[…]

The Arctic National Wildlife Refuge, which was established in 1980 by Congress, provides habitat for a wide variety of animals, including 45 species of land and marine mammals, 36 species of fish, and more than 200 species of birds that come from six continents to breed, rest or feed from April to July. The refuge’s coastal plain — stretching north from the Brooks Range to the Arctic Ocean — is home to endangered polar bears and is the calving ground of the Porcupine caribou herd.

Rep. Jared Huffman (D-Calif.), chair of the Subcommittee on Water, Oceans, and Wildlife, earlier this year reintroduced his Arctic Refuge Protection Act to remove the Arctic Refuge permanently from leasing consideration. A full list of the bill’s endorsers, House cosponsors and Senate companion sponsors is available here.

The multistate lawsuit includes five central allegations against the Interior Department, namely that it:

(1) failed to determine that the authorized leasing program is compatible with the purposes of the Arctic Refuge and unlawfully prioritized oil and gas development over the Refuge’s conservation purposes, in violation of the Refuge Administration Act, Alaska National Interest Lands Conservation Act, and the Administrative Procedures Act (APA);

(2) failed to consider a reasonable range of program alternatives including an alternative that serves the conservation purposes of the Arctic Refuge, in violation of National Environmental Policy Act (NEPA) and the Administrative Procedures Act;

(3) failed to take a hard look at impacts on greenhouse gas emissions and climate change, in violation of National Environmental Policy Act and the Administrative Procedures Act;

(4) failed to take a hard look at impacts on migratory birds, in violation of National Environmental Policy Act and the Administrative Procedures Act; and

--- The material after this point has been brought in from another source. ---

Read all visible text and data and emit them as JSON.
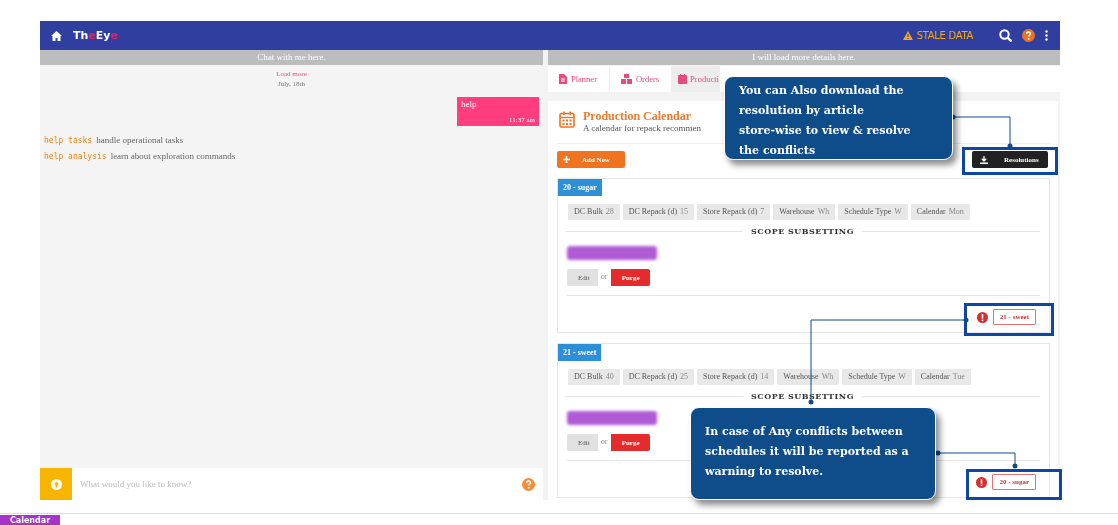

(5) adopted an unlawful interpretation of the Tax Act contrary to Congress’s restrictions on development in the Arctic Refuge, in violation of that Act and the Administrative Procedures Act.

Democrats on the House Natural Resources Committee, Grijalva